Our History

GENESIS OF BROOKLYN INDUSTRIES

 

Brooklyn Industries was founded by two artists- Lexy Funk and Vahap Avsar- in 1998 in Williamsburg, Brooklyn.

The artist duo first met in July 1995 at the artist residency program Art Omi in upstate New York. After working together at the residency they decided to settle in NYC. They moved in together in Manhattan, Vahap worked at the storied drag queen restaurant Stingy Lulu’s as a manager and Lexy at an ad agency. After a year they quit their “day jobs” and decided started Two Tsunami Productions, a studio that made music videos and promotional videos by day and their own art by night.  When Lexy was traveling around the globe pursuing her  documentary films, Vahap got a hold of some used billboards and started making art. Once he realized the amount of NYC billboards going to landfills every month, he decided to make a product people to recycle the material. He thought that bike messengers, the urban cowboys of NYC, could use more colorful messenger bags to carry their cargo.  He taught himself how to design, cut and sew bags and started making messenger bags for NYC bike messengers.  He called the brand Crypto.

In 1997, when Lexy returned from Greenland, she saw that the video production studio had turned into bag workshop. Huge billboards were spread on the floor and sewing machines had replaced desks.  As a conceptual artist and aspiring filmmaker she wanted to have nothing to do with a commercial product but watching colorful billboards cut and sewn into beautiful objects she was convinced they were up to something and agreed to help manage the operation.  Vahap and Lexy became partners in the new venture. 

Soon the orders were coming in not only from messenger companies but also stores like Air Market, Antique Boutiqe and Adhoc in NYC, Beams in Tokyo. They decided they needed more space to manufacture the Crypto bags.  Lexy found an old factory in her old neighborhood, Williamsburg and they set up small factory manufacturing the billboard bags.
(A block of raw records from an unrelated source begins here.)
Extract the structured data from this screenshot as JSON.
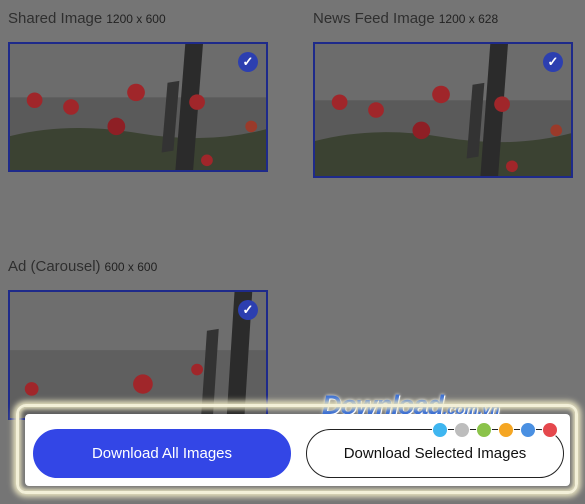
{
  "cards": [
    {
      "title": "Shared Image",
      "dims": "1200 x 600",
      "selected": true
    },
    {
      "title": "News Feed Image",
      "dims": "1200 x 628",
      "selected": true
    },
    {
      "title": "Ad (Carousel)",
      "dims": "600 x 600",
      "selected": true
    }
  ],
  "check_icon": "check-icon",
  "actions": {
    "download_all": "Download All Images",
    "download_selected": "Download Selected Images"
  },
  "watermark": {
    "main": "Download",
    "suffix": ".com.vn"
  },
  "colors": {
    "accent": "#3346e6",
    "overlay": "#757575",
    "border": "#1e2a8a",
    "dots": [
      "#3fb6f0",
      "#bdbdbd",
      "#8bc34a",
      "#f5a623",
      "#4a90e2",
      "#e5484d"
    ]
  }
}
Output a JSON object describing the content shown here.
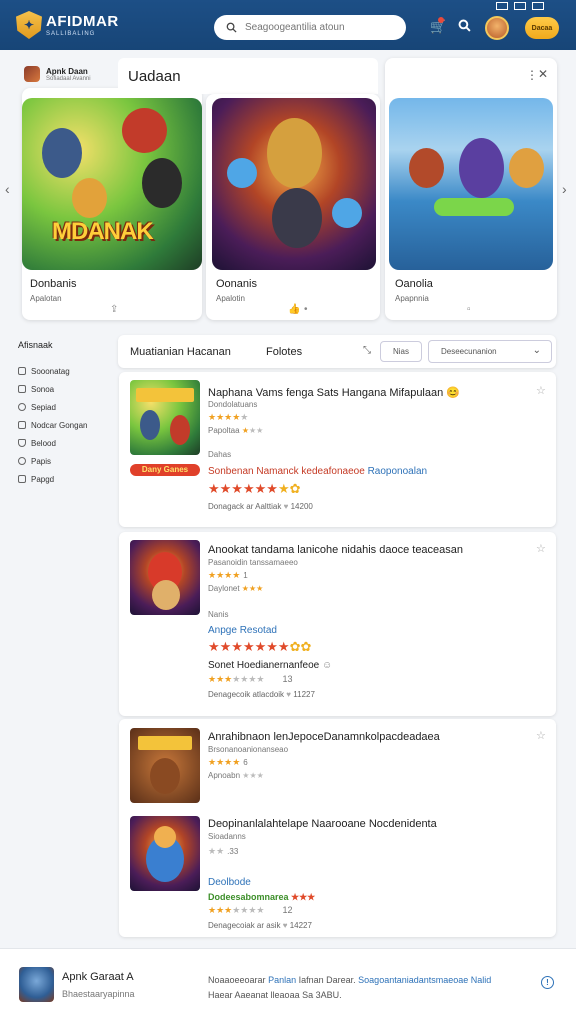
{
  "header": {
    "logo_title": "AFIDMAR",
    "logo_sub": "SALLIBALING",
    "search_placeholder": "Seagoogeantilia atoun",
    "upgrade_label": "Dacaa",
    "icons": [
      "cart-icon",
      "search-icon",
      "avatar"
    ]
  },
  "featured": {
    "user_name": "Apnk Daan",
    "user_sub": "Sofiadaal Avanni",
    "popup_title": "Uadaan",
    "cards": [
      {
        "title": "Donbanis",
        "sub": "Apalotan",
        "art_text": "MDANAK"
      },
      {
        "title": "Oonanis",
        "sub": "Apalotin"
      },
      {
        "title": "Oanolia",
        "sub": "Apapnnia"
      }
    ]
  },
  "sidebar": {
    "title": "Afisnaak",
    "items": [
      {
        "label": "Sooonatag",
        "icon": "square-icon"
      },
      {
        "label": "Sonoa",
        "icon": "square-icon"
      },
      {
        "label": "Sepiad",
        "icon": "circle-icon"
      },
      {
        "label": "Nodcar Gongan",
        "icon": "gift-icon"
      },
      {
        "label": "Belood",
        "icon": "shield-icon"
      },
      {
        "label": "Papis",
        "icon": "circle-icon"
      },
      {
        "label": "Papgd",
        "icon": "square-icon"
      }
    ]
  },
  "tabs": {
    "tab1": "Muatianian Hacanan",
    "tab2": "Folotes",
    "chip": "Nias",
    "select": "Deseecunanion"
  },
  "list": [
    {
      "title": "Naphana Vams fenga Sats Hangana Mifapulaan",
      "sub1": "Dondolatuans",
      "stars1_label": "",
      "sub2": "Papoltaa",
      "sub3": "Dahas",
      "chip": "Dany Ganes",
      "blue": "Sonbenan Namanck kedeafonaeoe",
      "blue2": "Raoponoalan",
      "bottom": "Donagack ar Aalttiak",
      "count": "14200"
    },
    {
      "title": "Anookat tandama lanicohe nidahis daoce teaceasan",
      "sub1": "Pasanoidin tanssamaeeo",
      "sub2": "Nanis",
      "blue": "Anpge Resotad",
      "sub3": "Sonet Hoedianernanfeoe",
      "bottom": "Denagecoik atlacdoik",
      "count": "11227",
      "num": "13"
    },
    {
      "title": "Anrahibnaon lenJepoceDanamnkolpacdeadaea",
      "sub1": "Brsonanoanionanseao",
      "sub2": "Apnoabn",
      "title2": "Deopinanlalahtelape Naarooane Nocdenidenta",
      "sub4": "Sioadanns",
      "blue": "Deolbode",
      "green": "Dodeesabomnarea",
      "bottom": "Denagecoiak ar asik",
      "count": "14227",
      "num": "12"
    }
  ],
  "footer": {
    "title": "Apnk Garaat A",
    "sub": "Bhaestaaryapinna",
    "line1a": "Noaaoeeoarar",
    "line1b": "Panlan",
    "line1c": "Iafnan Darear.",
    "line1d": "Soagoantaniadantsmaeoae Nalid",
    "line2": "Haear Aaeanat lleaoaa Sa 3ABU."
  }
}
They were working in the factory around the clock investing all their savings into this factory.  Unable to also afford a separate apartment they lived in a tiny unheated room above the factory.
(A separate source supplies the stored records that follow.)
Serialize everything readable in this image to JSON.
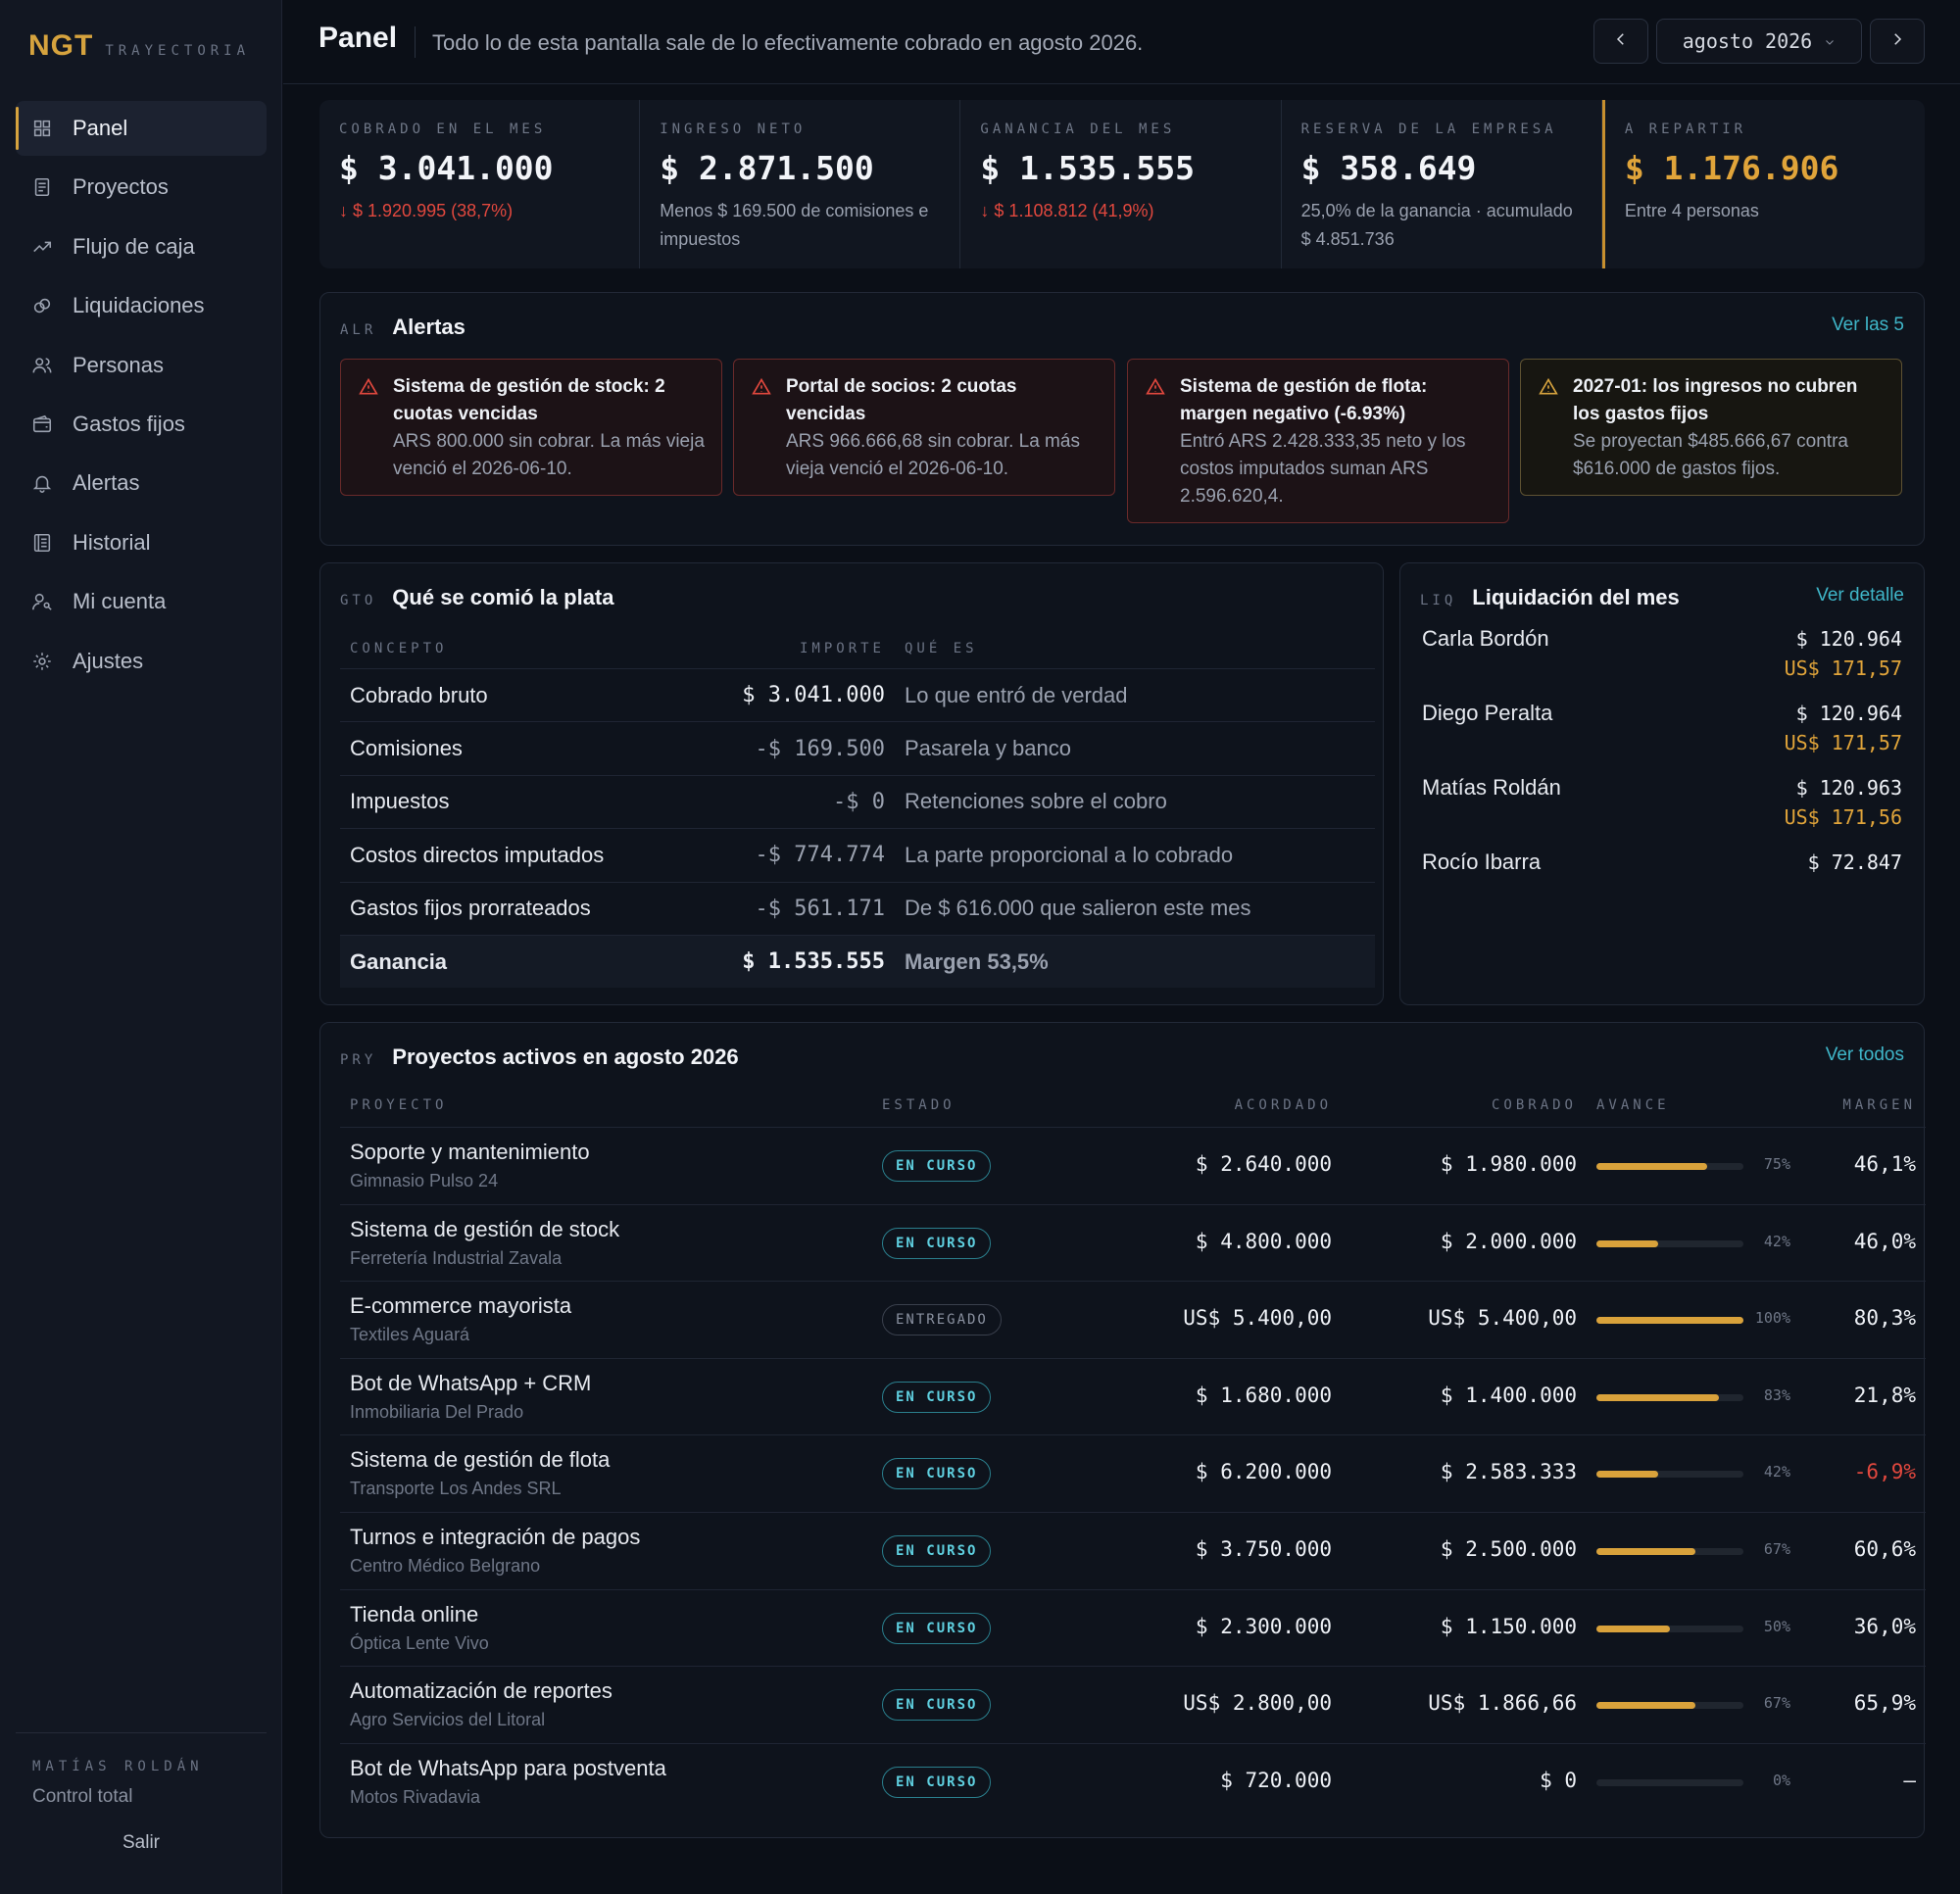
{
  "brand": {
    "logo": "NGT",
    "subtitle": "TRAYECTORIA"
  },
  "sidebar": {
    "items": [
      {
        "label": "Panel",
        "icon": "grid-icon",
        "active": true
      },
      {
        "label": "Proyectos",
        "icon": "document-icon"
      },
      {
        "label": "Flujo de caja",
        "icon": "trend-up-icon"
      },
      {
        "label": "Liquidaciones",
        "icon": "coins-icon"
      },
      {
        "label": "Personas",
        "icon": "users-icon"
      },
      {
        "label": "Gastos fijos",
        "icon": "wallet-icon"
      },
      {
        "label": "Alertas",
        "icon": "bell-icon"
      },
      {
        "label": "Historial",
        "icon": "ledger-icon"
      },
      {
        "label": "Mi cuenta",
        "icon": "user-key-icon"
      },
      {
        "label": "Ajustes",
        "icon": "gear-icon"
      }
    ],
    "user_name": "MATÍAS ROLDÁN",
    "user_role": "Control total",
    "logout": "Salir"
  },
  "header": {
    "title": "Panel",
    "subtitle": "Todo lo de esta pantalla sale de lo efectivamente cobrado en agosto 2026.",
    "month": "agosto 2026"
  },
  "kpis": [
    {
      "label": "COBRADO EN EL MES",
      "value": "$ 3.041.000",
      "note": "$ 1.920.995 (38,7%)",
      "note_type": "neg",
      "arrow": "↓"
    },
    {
      "label": "INGRESO NETO",
      "value": "$ 2.871.500",
      "note": "Menos $ 169.500 de comisiones e impuestos",
      "note_type": "muted"
    },
    {
      "label": "GANANCIA DEL MES",
      "value": "$ 1.535.555",
      "note": "$ 1.108.812 (41,9%)",
      "note_type": "neg",
      "arrow": "↓"
    },
    {
      "label": "RESERVA DE LA EMPRESA",
      "value": "$ 358.649",
      "note": "25,0% de la ganancia · acumulado $ 4.851.736",
      "note_type": "muted"
    },
    {
      "label": "A REPARTIR",
      "value": "$ 1.176.906",
      "note": "Entre 4 personas",
      "note_type": "muted",
      "highlight": true
    }
  ],
  "alerts": {
    "code": "ALR",
    "title": "Alertas",
    "link": "Ver las 5",
    "items": [
      {
        "title": "Sistema de gestión de stock: 2 cuotas vencidas",
        "body": "ARS 800.000 sin cobrar. La más vieja venció el 2026-06-10.",
        "level": "danger"
      },
      {
        "title": "Portal de socios: 2 cuotas vencidas",
        "body": "ARS 966.666,68 sin cobrar. La más vieja venció el 2026-06-10.",
        "level": "danger"
      },
      {
        "title": "Sistema de gestión de flota: margen negativo (-6.93%)",
        "body": "Entró ARS 2.428.333,35 neto y los costos imputados suman ARS 2.596.620,4.",
        "level": "danger"
      },
      {
        "title": "2027-01: los ingresos no cubren los gastos fijos",
        "body": "Se proyectan $485.666,67 contra $616.000 de gastos fijos.",
        "level": "warning"
      }
    ]
  },
  "gto": {
    "code": "GTO",
    "title": "Qué se comió la plata",
    "columns": {
      "concept": "CONCEPTO",
      "amount": "IMPORTE",
      "desc": "QUÉ ES"
    },
    "rows": [
      {
        "concept": "Cobrado bruto",
        "amount": "$ 3.041.000",
        "desc": "Lo que entró de verdad",
        "positive": true
      },
      {
        "concept": "Comisiones",
        "amount": "-$ 169.500",
        "desc": "Pasarela y banco"
      },
      {
        "concept": "Impuestos",
        "amount": "-$ 0",
        "desc": "Retenciones sobre el cobro"
      },
      {
        "concept": "Costos directos imputados",
        "amount": "-$ 774.774",
        "desc": "La parte proporcional a lo cobrado"
      },
      {
        "concept": "Gastos fijos prorrateados",
        "amount": "-$ 561.171",
        "desc": "De $ 616.000 que salieron este mes"
      },
      {
        "concept": "Ganancia",
        "amount": "$ 1.535.555",
        "desc": "Margen 53,5%",
        "positive": true,
        "total": true
      }
    ]
  },
  "liq": {
    "code": "LIQ",
    "title": "Liquidación del mes",
    "link": "Ver detalle",
    "rows": [
      {
        "name": "Carla Bordón",
        "ars": "$ 120.964",
        "usd": "US$ 171,57"
      },
      {
        "name": "Diego Peralta",
        "ars": "$ 120.964",
        "usd": "US$ 171,57"
      },
      {
        "name": "Matías Roldán",
        "ars": "$ 120.963",
        "usd": "US$ 171,56"
      },
      {
        "name": "Rocío Ibarra",
        "ars": "$ 72.847",
        "usd": ""
      }
    ]
  },
  "pry": {
    "code": "PRY",
    "title": "Proyectos activos en agosto 2026",
    "link": "Ver todos",
    "columns": {
      "project": "PROYECTO",
      "status": "ESTADO",
      "agreed": "ACORDADO",
      "paid": "COBRADO",
      "progress": "AVANCE",
      "margin": "MARGEN"
    },
    "rows": [
      {
        "name": "Soporte y mantenimiento",
        "client": "Gimnasio Pulso 24",
        "status": "EN CURSO",
        "agreed": "$ 2.640.000",
        "paid": "$ 1.980.000",
        "progress": 75,
        "progress_label": "75%",
        "margin": "46,1%"
      },
      {
        "name": "Sistema de gestión de stock",
        "client": "Ferretería Industrial Zavala",
        "status": "EN CURSO",
        "agreed": "$ 4.800.000",
        "paid": "$ 2.000.000",
        "progress": 42,
        "progress_label": "42%",
        "margin": "46,0%"
      },
      {
        "name": "E-commerce mayorista",
        "client": "Textiles Aguará",
        "status": "ENTREGADO",
        "agreed": "US$ 5.400,00",
        "paid": "US$ 5.400,00",
        "progress": 100,
        "progress_label": "100%",
        "margin": "80,3%"
      },
      {
        "name": "Bot de WhatsApp + CRM",
        "client": "Inmobiliaria Del Prado",
        "status": "EN CURSO",
        "agreed": "$ 1.680.000",
        "paid": "$ 1.400.000",
        "progress": 83,
        "progress_label": "83%",
        "margin": "21,8%"
      },
      {
        "name": "Sistema de gestión de flota",
        "client": "Transporte Los Andes SRL",
        "status": "EN CURSO",
        "agreed": "$ 6.200.000",
        "paid": "$ 2.583.333",
        "progress": 42,
        "progress_label": "42%",
        "margin": "-6,9%",
        "margin_negative": true
      },
      {
        "name": "Turnos e integración de pagos",
        "client": "Centro Médico Belgrano",
        "status": "EN CURSO",
        "agreed": "$ 3.750.000",
        "paid": "$ 2.500.000",
        "progress": 67,
        "progress_label": "67%",
        "margin": "60,6%"
      },
      {
        "name": "Tienda online",
        "client": "Óptica Lente Vivo",
        "status": "EN CURSO",
        "agreed": "$ 2.300.000",
        "paid": "$ 1.150.000",
        "progress": 50,
        "progress_label": "50%",
        "margin": "36,0%"
      },
      {
        "name": "Automatización de reportes",
        "client": "Agro Servicios del Litoral",
        "status": "EN CURSO",
        "agreed": "US$ 2.800,00",
        "paid": "US$ 1.866,66",
        "progress": 67,
        "progress_label": "67%",
        "margin": "65,9%"
      },
      {
        "name": "Bot de WhatsApp para postventa",
        "client": "Motos Rivadavia",
        "status": "EN CURSO",
        "agreed": "$ 720.000",
        "paid": "$ 0",
        "progress": 0,
        "progress_label": "0%",
        "margin": "—"
      }
    ]
  },
  "colors": {
    "accent": "#d6a33e",
    "link": "#3fb6c9",
    "negative": "#e2483e",
    "badge": "#5fd0e0"
  }
}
The year was 1998, artists were beginning to move to Williamsburg neighborhood in search of affordable spaces to live, work and create. Kids were skating outside Crypto factory in the middle of industrial wasteland on Wythe avenue. Everyone was excited to see someone set up a shop there. Artists, skaters and locals were curious about what the duo was making. Soon enough the factory was a place where the creative people started to come hang out. At the same time manufacturing enterprise was growing, more and more companies were asking Crypto to make products with their name on it.

Duo decided they needed an identity for their manufacturing to satisfy the demand.

They decided to launch a new brand to reflect this new era in Williamsburg and make smart and meaningful product for that creative community.  Lexy came up with the name Brooklyn Industries and Vahap drew the logo, the view from their factory rooftop overlooking Manhattan past Greenpoint. He wanted the logo to both depict their romantic industrial landscape and to be super simple and memorable.  

Lexy and Vahap started designing graphic t-shirts chronicling the change in Brooklyn as well as making all kinds of industrial bags under Brooklyn Industries label.

Skaters were wearing the Brooklyn Industries as uniform and plastering the borough with Brooklyn Industries stickers. Demand for product by the community grew so much that the duo decided to open a small store on Bedford avenue. The first Brooklyn Industries store opened at the same time that their first child Aslan was born in 2000.

By 2001 the designs and demand grew enough that they needed a bigger store, so they took the old hardware store location on the corner of Bedford and North 8th.  We still have this Williamsburg store 17 years later.

Over the past 20 years many things have changed as the company has grown and many different people have collaborated with BKI and been involved in its development.   

After 20 years of numerous designs the original founders Lexy and Vahap are focusing on this original heritage and trying to stay true to its original idea “making smart and meaningful product for the creative community”.

The motto Live, Work, Create came from an artist movement in the mid nineties where artists were fighting to live and work in industrial spaces.  For Vahap and Lexy, Live, Work, Create became a mantra to run their company by- to be creative in everything that they do and to bring art each day.